When Jacqueline Reynoso was named president of the National City Chamber of Commerce at age 28 in 2008, she became the youngest chief executive the chamber ever had, armed with a magna cum laude psychology degree from UC Berkeley; a master’s in public policy from Harvard; three years of heading shareholder relations at a Los Angeles bank; and a year of redevelopment work at City Hall.
But she also had something many similarly polished candidates might have lacked: first-hand experience growing up in one of National City’s poorest neighborhoods, just a five-minute drive from her office.
As the daughter of working-class Mexican immigrants, Reynoso learned early about the intertwined problems of poverty, drugs and violence. Many girls she knew were pregnant before leaving high school. Many boys became involved in gangs in elementary school. “It wasn’t strange to hear that a friend of the family had been shot or killed because of gang activity,” she said.

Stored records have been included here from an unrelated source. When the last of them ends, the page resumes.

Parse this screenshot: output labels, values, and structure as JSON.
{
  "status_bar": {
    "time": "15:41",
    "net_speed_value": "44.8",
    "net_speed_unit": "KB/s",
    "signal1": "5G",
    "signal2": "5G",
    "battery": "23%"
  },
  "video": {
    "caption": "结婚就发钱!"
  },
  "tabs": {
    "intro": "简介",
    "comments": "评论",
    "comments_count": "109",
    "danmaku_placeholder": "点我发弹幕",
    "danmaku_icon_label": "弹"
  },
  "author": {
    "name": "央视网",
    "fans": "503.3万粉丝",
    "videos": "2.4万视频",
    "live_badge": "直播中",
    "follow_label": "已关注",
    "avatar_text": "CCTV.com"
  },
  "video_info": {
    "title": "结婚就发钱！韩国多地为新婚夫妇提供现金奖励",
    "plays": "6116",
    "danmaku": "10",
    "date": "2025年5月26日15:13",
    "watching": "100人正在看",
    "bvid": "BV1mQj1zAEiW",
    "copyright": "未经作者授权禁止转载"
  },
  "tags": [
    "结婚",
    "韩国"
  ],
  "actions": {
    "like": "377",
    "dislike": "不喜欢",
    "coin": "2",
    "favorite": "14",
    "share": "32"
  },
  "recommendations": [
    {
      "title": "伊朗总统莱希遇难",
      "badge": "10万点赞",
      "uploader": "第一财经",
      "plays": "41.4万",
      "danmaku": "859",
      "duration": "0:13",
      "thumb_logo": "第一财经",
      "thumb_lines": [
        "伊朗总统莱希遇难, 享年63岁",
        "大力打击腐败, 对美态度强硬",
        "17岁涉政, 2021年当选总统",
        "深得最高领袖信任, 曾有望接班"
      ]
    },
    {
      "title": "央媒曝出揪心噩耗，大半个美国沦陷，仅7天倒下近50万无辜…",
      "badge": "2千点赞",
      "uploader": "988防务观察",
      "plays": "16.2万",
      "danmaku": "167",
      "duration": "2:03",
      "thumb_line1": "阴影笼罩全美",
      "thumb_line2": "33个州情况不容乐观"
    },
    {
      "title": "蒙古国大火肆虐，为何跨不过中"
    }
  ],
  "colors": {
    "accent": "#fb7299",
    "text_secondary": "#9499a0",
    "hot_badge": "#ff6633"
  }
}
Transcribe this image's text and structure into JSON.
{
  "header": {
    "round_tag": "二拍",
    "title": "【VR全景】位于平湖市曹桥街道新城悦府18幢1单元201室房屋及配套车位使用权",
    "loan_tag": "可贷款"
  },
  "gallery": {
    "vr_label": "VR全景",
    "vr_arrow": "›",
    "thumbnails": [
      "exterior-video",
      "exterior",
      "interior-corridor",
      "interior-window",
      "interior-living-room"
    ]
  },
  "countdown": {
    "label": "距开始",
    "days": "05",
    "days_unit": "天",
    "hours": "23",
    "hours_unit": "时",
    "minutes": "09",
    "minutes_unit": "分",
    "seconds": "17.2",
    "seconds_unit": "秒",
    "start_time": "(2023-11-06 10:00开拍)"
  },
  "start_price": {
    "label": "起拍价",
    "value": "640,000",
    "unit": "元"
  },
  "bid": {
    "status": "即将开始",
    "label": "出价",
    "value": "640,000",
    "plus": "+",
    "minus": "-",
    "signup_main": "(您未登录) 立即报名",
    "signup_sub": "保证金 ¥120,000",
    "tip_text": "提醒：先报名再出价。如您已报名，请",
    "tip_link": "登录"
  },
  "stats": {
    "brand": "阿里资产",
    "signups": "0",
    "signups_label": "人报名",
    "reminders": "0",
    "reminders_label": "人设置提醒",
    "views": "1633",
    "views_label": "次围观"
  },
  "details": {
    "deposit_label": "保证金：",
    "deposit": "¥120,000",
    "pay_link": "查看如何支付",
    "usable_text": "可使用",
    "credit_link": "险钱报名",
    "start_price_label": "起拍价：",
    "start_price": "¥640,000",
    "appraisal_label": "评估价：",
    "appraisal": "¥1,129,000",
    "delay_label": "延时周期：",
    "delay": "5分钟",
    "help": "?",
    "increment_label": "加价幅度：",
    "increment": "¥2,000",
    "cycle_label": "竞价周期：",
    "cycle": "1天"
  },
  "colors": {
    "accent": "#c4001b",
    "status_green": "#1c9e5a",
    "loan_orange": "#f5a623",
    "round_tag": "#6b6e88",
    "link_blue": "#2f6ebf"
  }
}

She didn’t want to work in the fields, like her mother’s family had done, or become a teen mother, as was happening with her friends.
“For me, the answer was education,” she said. “I gave it my all. I knew that was my ticket out.”
Although Reynoso couldn’t speak a word of English when she entered school, she excelled in her studies with help from her mother, who took an active role in her education. After landing in a magnet program that bused her to Point Loma High School, she graduated as class valedictorian, paving the way to a full-ride scholarship to Berkeley.
After earning a graduate degree from Harvard, she landed a job as manager of board and shareholder relations at Promerica Bank (now known as ProAmérica Bank) in Los Angeles, where her duties included building partnerships with community organizations.
“For me, that was the best of both worlds, working within the private sector but being engaged in a public mission,” she said. “But it also made me want to be on the ground working on economic development programs.”
Reynoso got that chance in 2007, when National City hired her as a community development coordinator, spearheading the city’s storefront improvement program and outreach campaigns. A year later, she was hired by the chamber. Since then, she has introduced a number of programs to help strengthen National City’s small businesses, including:
*A consulting program linking small businesses with San Diego State University business students who generate suggestions to help them improve their performance. The businesses can get forgivable loans of up to $15,000 to implement the recommendations.
*An internship program to help high school and college students get on-the-job experience.
*An “entrepreneurship boot camp,” where high-school seniors receive leadership training and compete to create viable business plans.
*The National City Tourism Marketing District, which promotes the city as a potential tourist destination. Reynoso currently heads the hotel-funded district, modeled after a similar program in San Diego.
Reynoso’s interest in such programs is partly fueled by her experiences growing up.
“The chamber’s tagline is that we’re ‘Building businesses and community,’ “ she said. “When we bring businesses together and give them resources to flourish, we can create a place where even more businesses will invest and families can move here as a safe place to live and go to school.”